There were Framers who had always been suspicious of concentrating too much power in the central government. According to them, nothing short of the happiness of the people was at stake in the preservation of the states’ authority. Roger Sherman of Connecticut claimed that “each state, like each individual, had its peculiar habits, usages, and manners, which constituted its happiness. It would not, therefore, give to others a power over this happiness, any more than an individual would do, when he could avoid it.” Hugh Williamson of North Carolina seconded that opinion: “The happiness of the people depended on” the state governments. And Oliver Ellsworth developed that theme even further: 

What he wanted was domestic happiness. The national government could not descend to the local objects on which this depended. It could only embrace objects of a general nature. He turned his eyes, therefore, for the preservation of his rights, to the state governments. From these alone he could derive the greatest happiness he expects in this life. His happiness depends on their existence, as much as a new-born infant on its mother for nourishment.

A strong central government might be necessary for grand objects like national defense or commerce with foreign nations and between states. But as for those little matters upon which so much of human happiness depended—the preservation of domestic peace and harmony, the protection of individual rights—these were matters that were best handled locally. Domestic policy should be determined by politicians who had a close connection to those constituents whose lives would be most affected by the laws they passed.

Defenders of State Sovereignty Push Back
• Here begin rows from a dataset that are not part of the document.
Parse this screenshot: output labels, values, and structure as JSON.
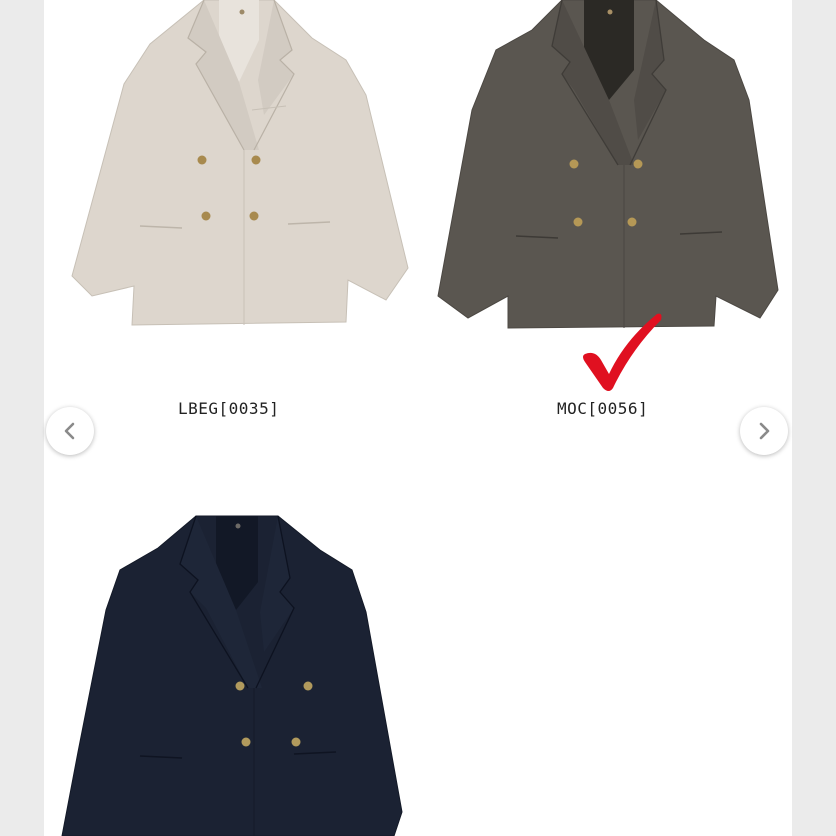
{
  "products": [
    {
      "label": "LBEG[0035]",
      "color": "#ddd6cd",
      "selected": false
    },
    {
      "label": "MOC[0056]",
      "color": "#5a5650",
      "selected": true
    },
    {
      "label": "",
      "color": "#1b2233",
      "selected": false
    }
  ],
  "selection_mark": {
    "icon": "checkmark-icon",
    "color": "#e01020"
  },
  "carousel": {
    "prev_icon": "chevron-left-icon",
    "next_icon": "chevron-right-icon"
  }
}
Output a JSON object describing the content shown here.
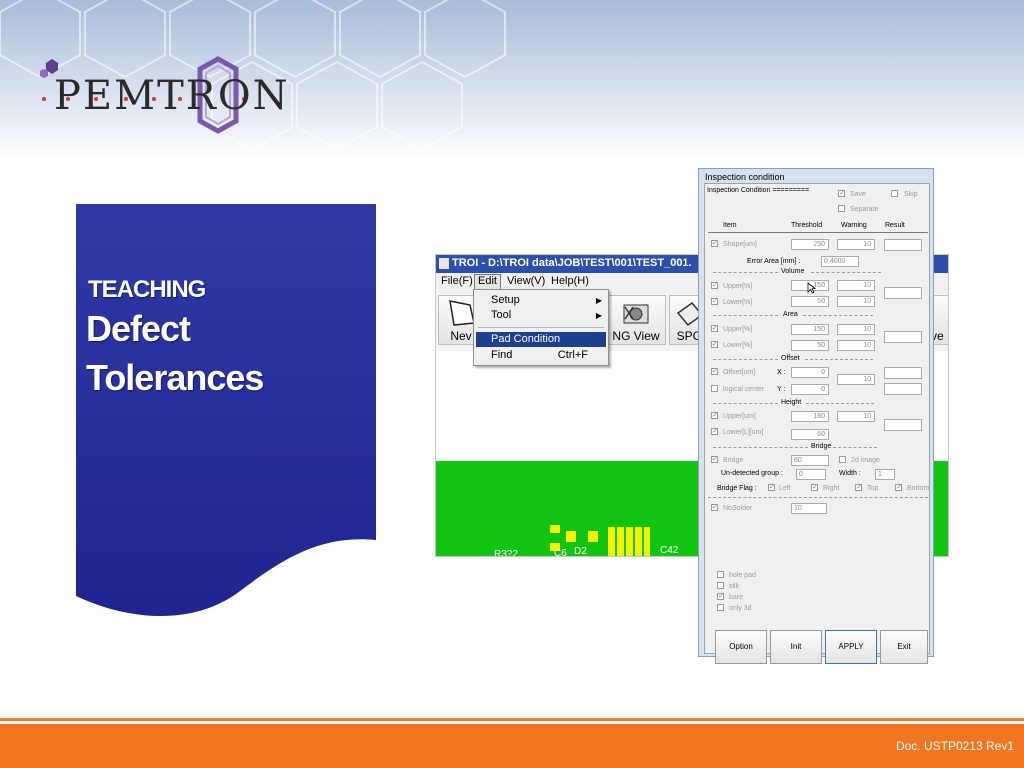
{
  "logo": {
    "text": "PEMTRON"
  },
  "title": {
    "small": "TEACHING",
    "line1": "Defect",
    "line2": "Tolerances"
  },
  "app": {
    "title": "TROI - D:\\TROI data\\JOB\\TEST\\001\\TEST_001.",
    "menu": {
      "file": "File(F)",
      "edit": "Edit",
      "view": "View(V)",
      "help": "Help(H)"
    },
    "toolbar": {
      "new": "Nev",
      "ngview": "NG View",
      "spc": "SPC",
      "save": "ve"
    },
    "edit_menu": {
      "setup": "Setup",
      "tool": "Tool",
      "pad_condition": "Pad Condition",
      "find": "Find",
      "find_shortcut": "Ctrl+F"
    },
    "pcb_labels": {
      "r": "R3?2",
      "c6": "C6",
      "d2": "D2",
      "c42": "C42"
    },
    "colors": {
      "pcb": "#11c411",
      "pad": "#f4f200",
      "titlebar": "#2b4fae",
      "highlight": "#1d3f8f"
    }
  },
  "dialog": {
    "title": "Inspection condition",
    "header": "Inspection Condition =========",
    "save": "Save",
    "skip": "Skip",
    "separate": "Separate",
    "cols": {
      "item": "Item",
      "threshold": "Threshold",
      "warning": "Warning",
      "result": "Result"
    },
    "shape": {
      "label": "Shape[um]",
      "threshold": "250",
      "warning": "10"
    },
    "error_area": {
      "label": "Error Area [mm] :",
      "value": "0.4000"
    },
    "volume_header": "Volume",
    "vol_upper": {
      "label": "Upper[%]",
      "threshold": "150",
      "warning": "10"
    },
    "vol_lower": {
      "label": "Lower[%]",
      "threshold": "50",
      "warning": "10"
    },
    "area_header": "Area",
    "area_upper": {
      "label": "Upper[%]",
      "threshold": "150",
      "warning": "10"
    },
    "area_lower": {
      "label": "Lower[%]",
      "threshold": "50",
      "warning": "10"
    },
    "offset_header": "Offset",
    "offset": {
      "label": "Offset[um]",
      "x_label": "X :",
      "x": "0",
      "logical": "logical center",
      "y_label": "Y :",
      "y": "0",
      "warning": "10"
    },
    "height_header": "Height",
    "h_upper": {
      "label": "Upper[um]",
      "threshold": "180",
      "warning": "10"
    },
    "h_lower": {
      "label": "Lower[L][um]",
      "threshold": "60"
    },
    "bridge_header": "Bridge",
    "bridge": {
      "label": "Bridge",
      "value": "60",
      "image2d": "2d image",
      "undetected_label": "Un-detected group :",
      "undetected": "0",
      "width_label": "Width :",
      "width": "1",
      "flag_label": "Bridge  Flag :",
      "left": "Left",
      "right": "Right",
      "top": "Top",
      "bottom": "Bottom"
    },
    "nosolder": {
      "label": "NoSolder",
      "value": "10"
    },
    "options": {
      "hole_pad": "hole pad",
      "silk": "silk",
      "bare": "bare",
      "only3d": "only 3d"
    },
    "buttons": {
      "option": "Option",
      "init": "Init",
      "apply": "APPLY",
      "exit": "Exit"
    }
  },
  "footer": {
    "doc": "Doc. USTP0213 Rev1"
  },
  "theme": {
    "panel_blue": "#2a2fa0",
    "footer_orange": "#f27622"
  }
}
By this point, there were a growing number of delegates at the Convention who wanted to see a more precise enumeration of powers, and Virginia was now among the states voting in its favor.  And there was good reason why some of the delegates from the larger states were beginning to have misgivings. Edmund Randolph admitted at the end of their deliberations on July 16 that “the vote of this morning”—which had given the states an equal vote in the Senate—“had embarrassed the business extremely.” Many delegates from the large states had been willing to give great powers to the central government only on condition that the states would be represented proportionally in both branches of the legislature. Now that it was clear that they had lost on that issue, some of these delegates were having second thoughts about a Congress with indefinite powers. That arrangement seemed to give too much power to the small states. By the same token, there were some members from the small states who now expressed a willingness to enlarge the powers of Congress beyond what had been outlined in the New Jersey Plan.